* _What needs to be done_
The answer must be the full listing, written out exactly.

Information shown Start Marker

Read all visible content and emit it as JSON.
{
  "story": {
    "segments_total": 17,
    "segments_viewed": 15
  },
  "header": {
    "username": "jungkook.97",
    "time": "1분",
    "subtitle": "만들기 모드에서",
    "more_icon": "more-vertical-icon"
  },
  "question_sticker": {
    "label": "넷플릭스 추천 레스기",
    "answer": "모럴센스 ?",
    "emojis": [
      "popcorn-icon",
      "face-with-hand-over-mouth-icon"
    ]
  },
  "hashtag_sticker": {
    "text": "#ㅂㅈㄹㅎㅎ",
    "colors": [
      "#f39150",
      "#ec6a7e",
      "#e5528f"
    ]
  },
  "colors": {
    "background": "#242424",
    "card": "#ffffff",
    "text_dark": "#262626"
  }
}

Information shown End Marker

* _Solution to this problem_
Read all visible content and emit it as JSON.
{
  "story": {
    "segments_total": 17,
    "segments_viewed": 15
  },
  "header": {
    "username": "jungkook.97",
    "time": "1분",
    "subtitle": "만들기 모드에서",
    "more_icon": "more-vertical-icon"
  },
  "question_sticker": {
    "label": "넷플릭스 추천 레스기",
    "answer": "모럴센스 ?",
    "emojis": [
      "popcorn-icon",
      "face-with-hand-over-mouth-icon"
    ]
  },
  "hashtag_sticker": {
    "text": "#ㅂㅈㄹㅎㅎ",
    "colors": [
      "#f39150",
      "#ec6a7e",
      "#e5528f"
    ]
  },
  "colors": {
    "background": "#242424",
    "card": "#ffffff",
    "text_dark": "#262626"
  }
}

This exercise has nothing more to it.